Think of the child whose mother is addicted to drugs or alcohol, or the child who is molested by their mother. Consider children who are verbally and emotionally abused by their mother, or neglected while she pursues boyfriends, or even abandoned entirely. A mother’s negative behavior during her child’s formative years may be dramatically dysfunctional or subtly hurtful. Either way, her actions make an impact—and a mother-wound is equally as devastating as a father-wound.
It’s vital that we recognize this, not just so that we view God accurately, but so we can find healing. For those who have been wounded by their mothers, recognizing and embracing the mother heart of God is a vital step toward recovering soul health.
Discovering the Mother Heart of God
Listen to what God says of his own nature when God’s people (Zion) are afraid God has forsaken them:
Can a woman forget her baby who nurses at her breast? Can she withhold compassion from the child she has borne? Even if mothers were to forget, I could never forget you! Look, I have inscribed your name on my palms; your walls are constantly before me. (Isa. 49:15–16, NET)
And another promise through the prophet:
Look, I am ready to extend to her prosperity that will flow like a river, the riches of nations will flow into her like a stream that floods its banks. You will nurse from her breast and be carried at her side; you will play on her knees. As a mother consoles a child, so I will console you, and you will be consoled over Jerusalem. (Isa. 66:12–13, NET)
Jesus displays this same nurturing heart as he weeps over the city of Jerusalem, lamenting, “How often I have longed to gather your children together as a hen gathers her chicks under her wings, but you would have none of it!” (Matt. 23:37, NET). Later, he promised his disciples he would send them the Holy Spirit, who is called the Comforter.
Notice the strong bond in these maternal images. The deep compassion and care. The nourishment, delight, and comfort. Maternal love finds its origin in the heart of God. These passages illustrate how God is everything to us that our earthly mothers perhaps could not be.
A woman I know who ministers internationally in various church circles described a time when, right after she had spoken to a group of women, the Holy Spirit prompted her to give an altar call for those who had experienced a mother-wound. Much of the crowd immediately flooded forward to receive prayer.
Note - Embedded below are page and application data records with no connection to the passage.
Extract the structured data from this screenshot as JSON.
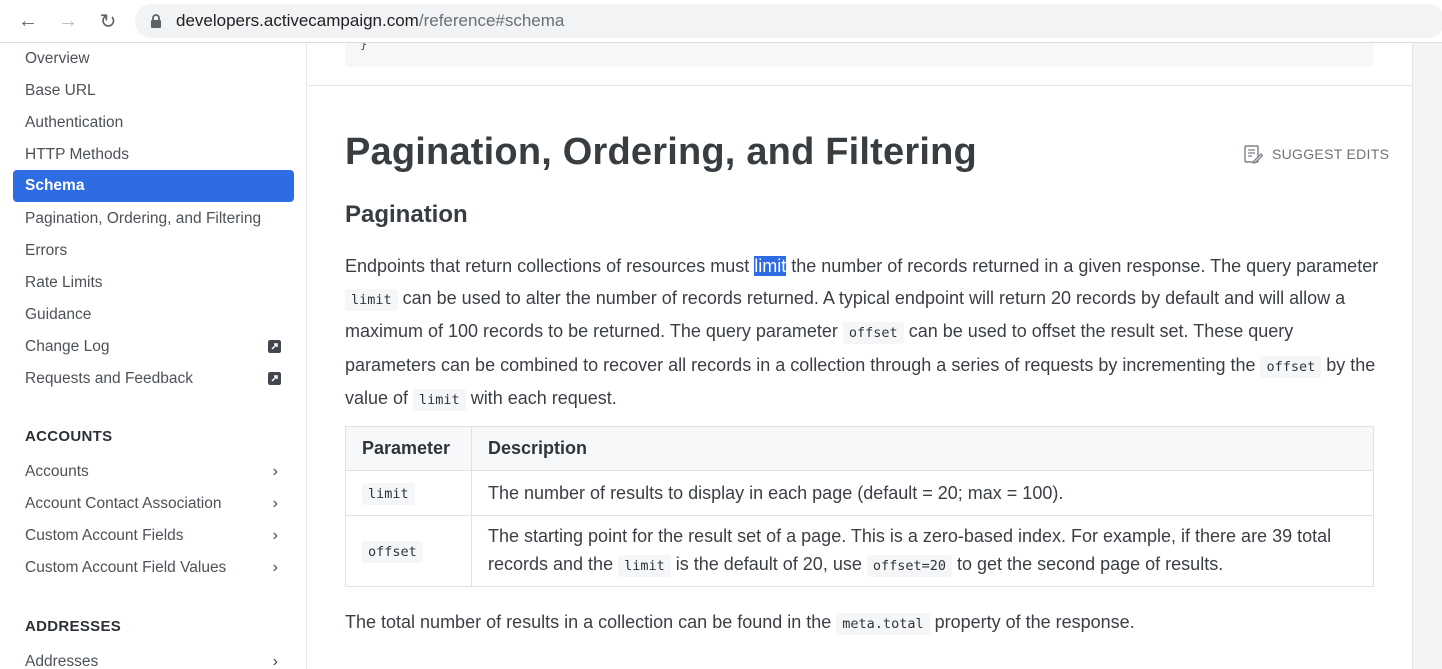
{
  "browser": {
    "url_host": "developers.activecampaign.com",
    "url_path": "/reference#schema"
  },
  "sidebar": {
    "items": [
      {
        "label": "Overview"
      },
      {
        "label": "Base URL"
      },
      {
        "label": "Authentication"
      },
      {
        "label": "HTTP Methods"
      },
      {
        "label": "Schema"
      },
      {
        "label": "Pagination, Ordering, and Filtering"
      },
      {
        "label": "Errors"
      },
      {
        "label": "Rate Limits"
      },
      {
        "label": "Guidance"
      },
      {
        "label": "Change Log"
      },
      {
        "label": "Requests and Feedback"
      }
    ],
    "accounts_heading": "ACCOUNTS",
    "accounts_items": [
      {
        "label": "Accounts"
      },
      {
        "label": "Account Contact Association"
      },
      {
        "label": "Custom Account Fields"
      },
      {
        "label": "Custom Account Field Values"
      }
    ],
    "addresses_heading": "ADDRESSES",
    "addresses_items": [
      {
        "label": "Addresses"
      }
    ]
  },
  "main": {
    "code_tail": "}",
    "title": "Pagination, Ordering, and Filtering",
    "suggest_edits": "SUGGEST EDITS",
    "subtitle": "Pagination",
    "para": {
      "t1": "Endpoints that return collections of resources must ",
      "highlight": "limit",
      "t2": " the number of records returned in a given response. The query parameter ",
      "c1": "limit",
      "t3": " can be used to alter the number of records returned. A typical endpoint will return 20 records by default and will allow a maximum of 100 records to be returned. The query parameter ",
      "c2": "offset",
      "t4": " can be used to offset the result set. These query parameters can be combined to recover all records in a collection through a series of requests by incrementing the ",
      "c3": "offset",
      "t5": " by the value of ",
      "c4": "limit",
      "t6": " with each request."
    },
    "table": {
      "headers": [
        "Parameter",
        "Description"
      ],
      "row1": {
        "param": "limit",
        "desc": "The number of results to display in each page (default = 20; max = 100)."
      },
      "row2": {
        "param": "offset",
        "d1": "The starting point for the result set of a page. This is a zero-based index. For example, if there are 39 total records and the ",
        "c1": "limit",
        "d2": " is the default of 20, use ",
        "c2": "offset=20",
        "d3": " to get the second page of results."
      }
    },
    "footer": {
      "t1": "The total number of results in a collection can be found in the ",
      "c1": "meta.total",
      "t2": " property of the response."
    }
  }
}
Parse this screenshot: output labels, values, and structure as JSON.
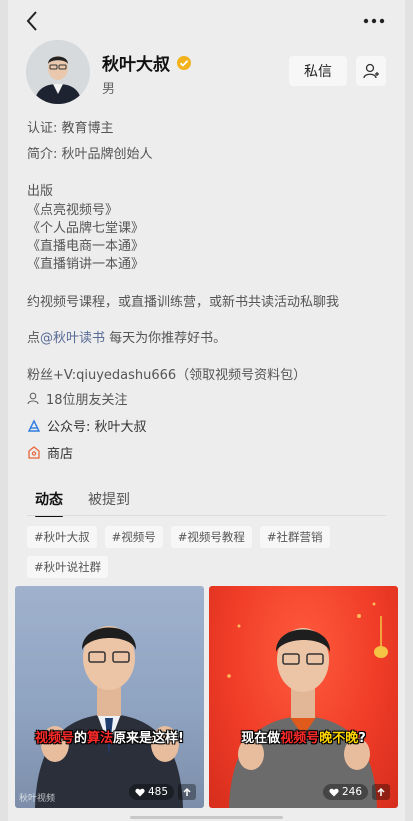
{
  "profile": {
    "name": "秋叶大叔",
    "gender": "男",
    "message_button": "私信"
  },
  "info": {
    "certification": "认证: 教育博主",
    "intro": "简介: 秋叶品牌创始人",
    "publish_heading": "出版",
    "books": [
      "《点亮视频号》",
      "《个人品牌七堂课》",
      "《直播电商一本通》",
      "《直播销讲一本通》"
    ],
    "invite": "约视频号课程，或直播训练营，或新书共读活动私聊我",
    "recommend_prefix": "点",
    "recommend_link": "@秋叶读书",
    "recommend_suffix": " 每天为你推荐好书。",
    "fans_contact": "粉丝+V:qiuyedashu666（领取视频号资料包）",
    "friends_following": "18位朋友关注",
    "official_account": "公众号: 秋叶大叔",
    "shop": "商店"
  },
  "tabs": [
    "动态",
    "被提到"
  ],
  "tags": [
    "#秋叶大叔",
    "#视频号",
    "#视频号教程",
    "#社群营销",
    "#秋叶说社群"
  ],
  "videos": [
    {
      "caption_parts": [
        {
          "text": "视频号",
          "style": "hl"
        },
        {
          "text": "的",
          "style": "plain"
        },
        {
          "text": "算法",
          "style": "hl"
        },
        {
          "text": "原来是这样!",
          "style": "plain"
        }
      ],
      "likes": "485",
      "watermark": "秋叶视频"
    },
    {
      "caption_parts": [
        {
          "text": "现在做",
          "style": "plain"
        },
        {
          "text": "视频号",
          "style": "hl"
        },
        {
          "text": "晚不晚",
          "style": "hl2"
        },
        {
          "text": "?",
          "style": "plain"
        }
      ],
      "likes": "246"
    }
  ],
  "colors": {
    "background": "#ededed",
    "link": "#576b95",
    "verified_badge": "#f2b21b",
    "shop_icon": "#e8663a",
    "official_icon": "#2f7de1"
  }
}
Perhaps it is of particular significance when a woman is wounded by her mother. As females, we desire to see an example in our mothers to which we can aspire. It’s an identity issue.
But the healing of mother-wounds in the soul is not limited to women. Men also benefit from understanding the dynamics of how their earthly mother’s actions have influenced their view of God.
As is true of fathers, the degree to which our mothers nurtured us, comforted us, delighted in us, showed compassion to us, and bonded with us impacts the degree to which we can readily receive the love of God. Perhaps the Psalmist understood something of this when he wrote, “Though my father and mother forsake me, the LORD will receive me” (Psalm 27:10, NIV).
The God who transcends gender is the God who wants to heal us in all our broken places. May we be enlightened concerning God’s nature, may our souls find healing, and may we fully embrace God’s love.
Photo by Andrei Miranchuk on Unsplash.